(Filed 12 December, 1945.)
Contracts § 5 —
There is no consideration for a promise to reimburse plaintiff for injuries suffered by her, when plaintiff saved defendant from serious injury or death by interposing herself between defendant and his assailant in a fight.
APPEAL by plaintiff from Olive, Special Judge, at May, 1945, Civil Term, of RICHMOND.
George S. Steele, Jr., for plaintiff, appellant.
No counsel contra.
The plaintiff in this case sought to recover of the defendant upon a promise made by him under the following peculiar circumstances:
The defendant had assaulted his wife, who took refuge in plaintiff's house. The next day the defendant gained access to the house and began another assault upon his wife. The defendant's wife knocked him down with an axe, and was on the point of cutting his head open or decapitating him while he was laying on the floor, and the plaintiff intervened, caught the axe as it was descending, and the blow intended for defendant fell upon her hand, mutilating it badly, but saving defendant's life.
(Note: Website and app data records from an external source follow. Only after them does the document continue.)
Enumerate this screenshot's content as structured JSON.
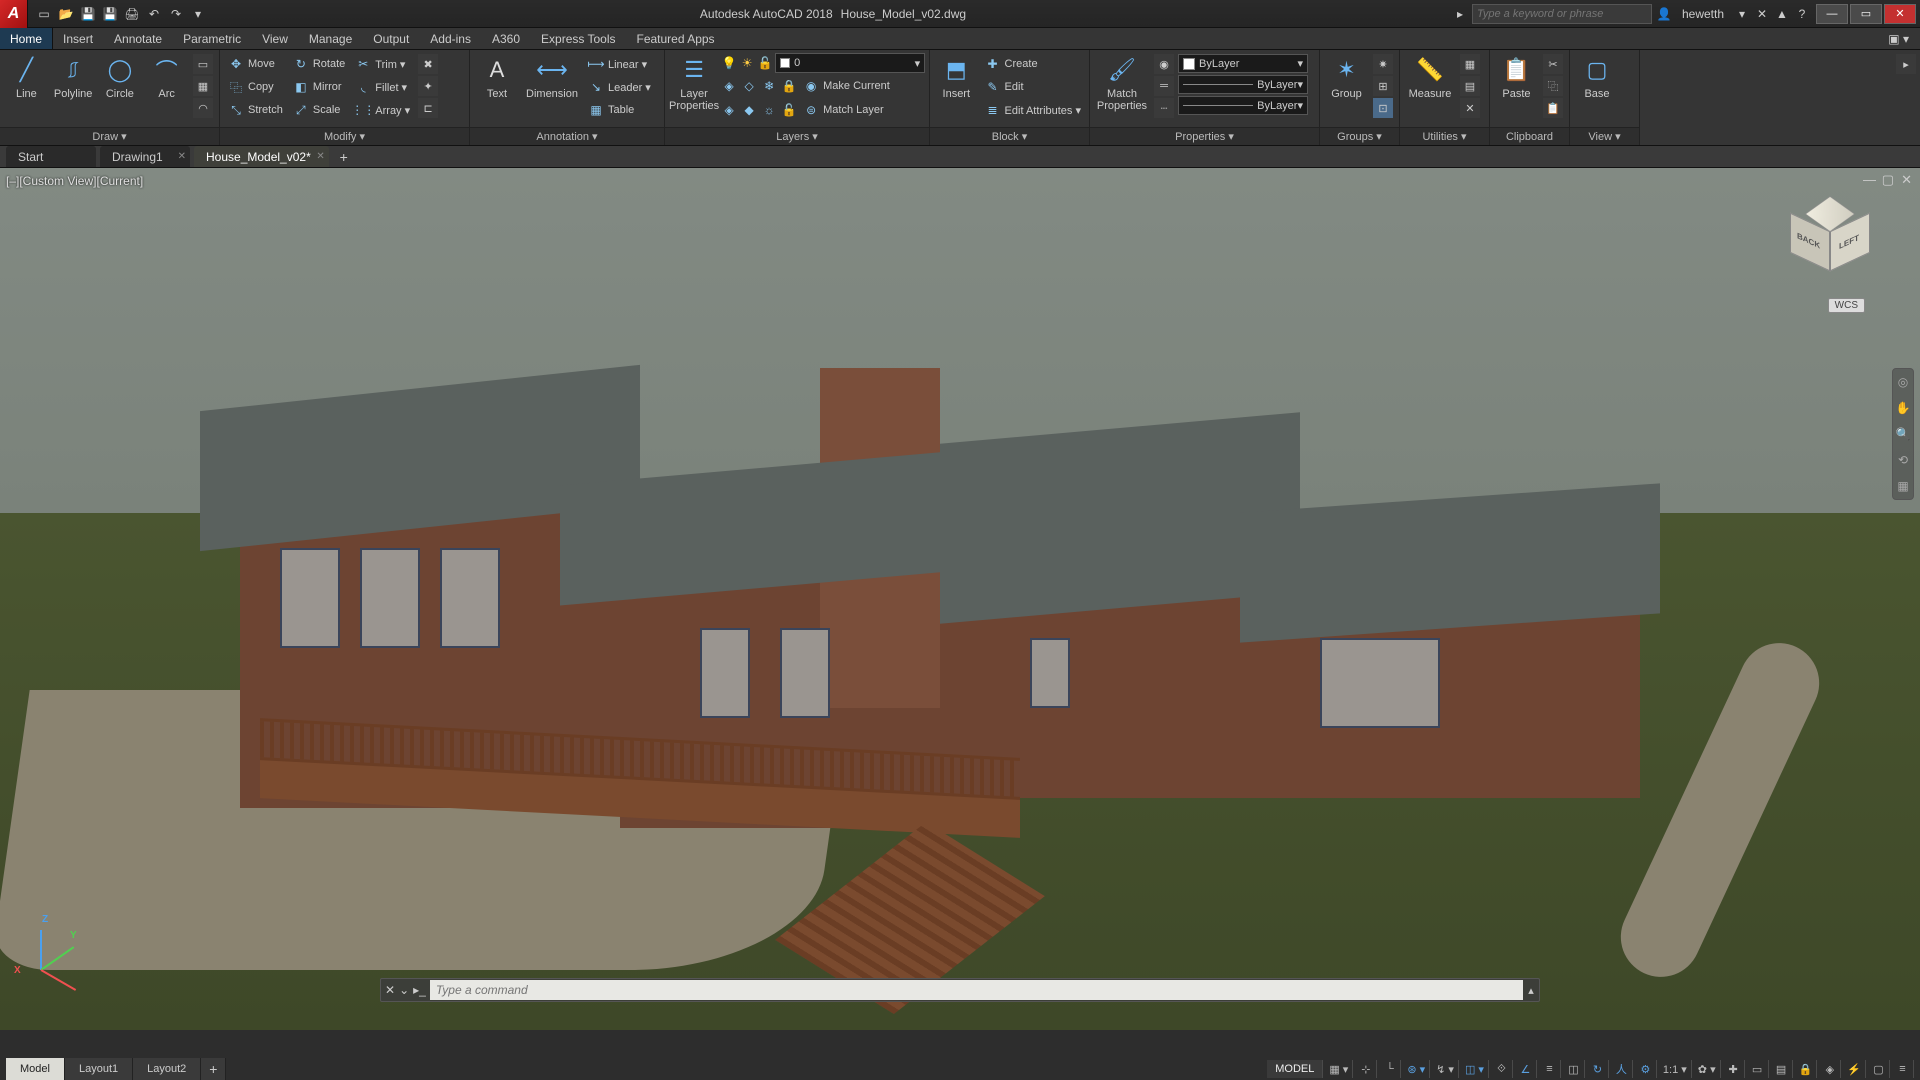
{
  "title": {
    "app": "Autodesk AutoCAD 2018",
    "file": "House_Model_v02.dwg"
  },
  "search_placeholder": "Type a keyword or phrase",
  "user": "hewetth",
  "menubar": [
    "Home",
    "Insert",
    "Annotate",
    "Parametric",
    "View",
    "Manage",
    "Output",
    "Add-ins",
    "A360",
    "Express Tools",
    "Featured Apps"
  ],
  "ribbon": {
    "draw": {
      "title": "Draw ▾",
      "line": "Line",
      "polyline": "Polyline",
      "circle": "Circle",
      "arc": "Arc"
    },
    "modify": {
      "title": "Modify ▾",
      "move": "Move",
      "rotate": "Rotate",
      "trim": "Trim ▾",
      "copy": "Copy",
      "mirror": "Mirror",
      "fillet": "Fillet ▾",
      "stretch": "Stretch",
      "scale": "Scale",
      "array": "Array ▾"
    },
    "annotation": {
      "title": "Annotation ▾",
      "text": "Text",
      "dimension": "Dimension",
      "linear": "Linear ▾",
      "leader": "Leader ▾",
      "table": "Table"
    },
    "layers": {
      "title": "Layers ▾",
      "props": "Layer\nProperties",
      "current_layer": "0",
      "make_current": "Make Current",
      "match_layer": "Match Layer"
    },
    "block": {
      "title": "Block ▾",
      "insert": "Insert",
      "create": "Create",
      "edit": "Edit",
      "edit_attr": "Edit Attributes ▾"
    },
    "properties": {
      "title": "Properties ▾",
      "match": "Match\nProperties",
      "c1": "ByLayer",
      "c2": "ByLayer",
      "c3": "ByLayer"
    },
    "groups": {
      "title": "Groups ▾",
      "group": "Group"
    },
    "utilities": {
      "title": "Utilities ▾",
      "measure": "Measure"
    },
    "clipboard": {
      "title": "Clipboard",
      "paste": "Paste"
    },
    "view": {
      "title": "View ▾",
      "base": "Base"
    }
  },
  "filetabs": [
    {
      "label": "Start",
      "active": false,
      "close": false
    },
    {
      "label": "Drawing1",
      "active": false,
      "close": true
    },
    {
      "label": "House_Model_v02*",
      "active": true,
      "close": true
    }
  ],
  "viewport_label": "[–][Custom View][Current]",
  "viewcube": {
    "back": "BACK",
    "left": "LEFT"
  },
  "wcs": "WCS",
  "cmd_placeholder": "Type a command",
  "layouts": [
    "Model",
    "Layout1",
    "Layout2"
  ],
  "status_model": "MODEL",
  "status_ratio": "1:1 ▾",
  "axis": {
    "x": "X",
    "y": "Y",
    "z": "Z"
  }
}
Subsequently, defendant orally promised to pay the plaintiff her damages; but, after paying a small sum, failed to pay anything more. So, substantially, states the complaint.
The defendant demurred to the complaint as not stating a cause of action, and the demurrer was sustained. Plaintiff appealed.
The question presented is whether there was a consideration recognized by our law as sufficient to support the promise. The Court is of the opinion that however much the defendant should be impelled by common gratitude to alleviate the plaintiff's misfortune, a humanitarian act of this kind, voluntarily performed, is not such consideration as would entitle her to recover at law.
The judgment sustaining the demurrer is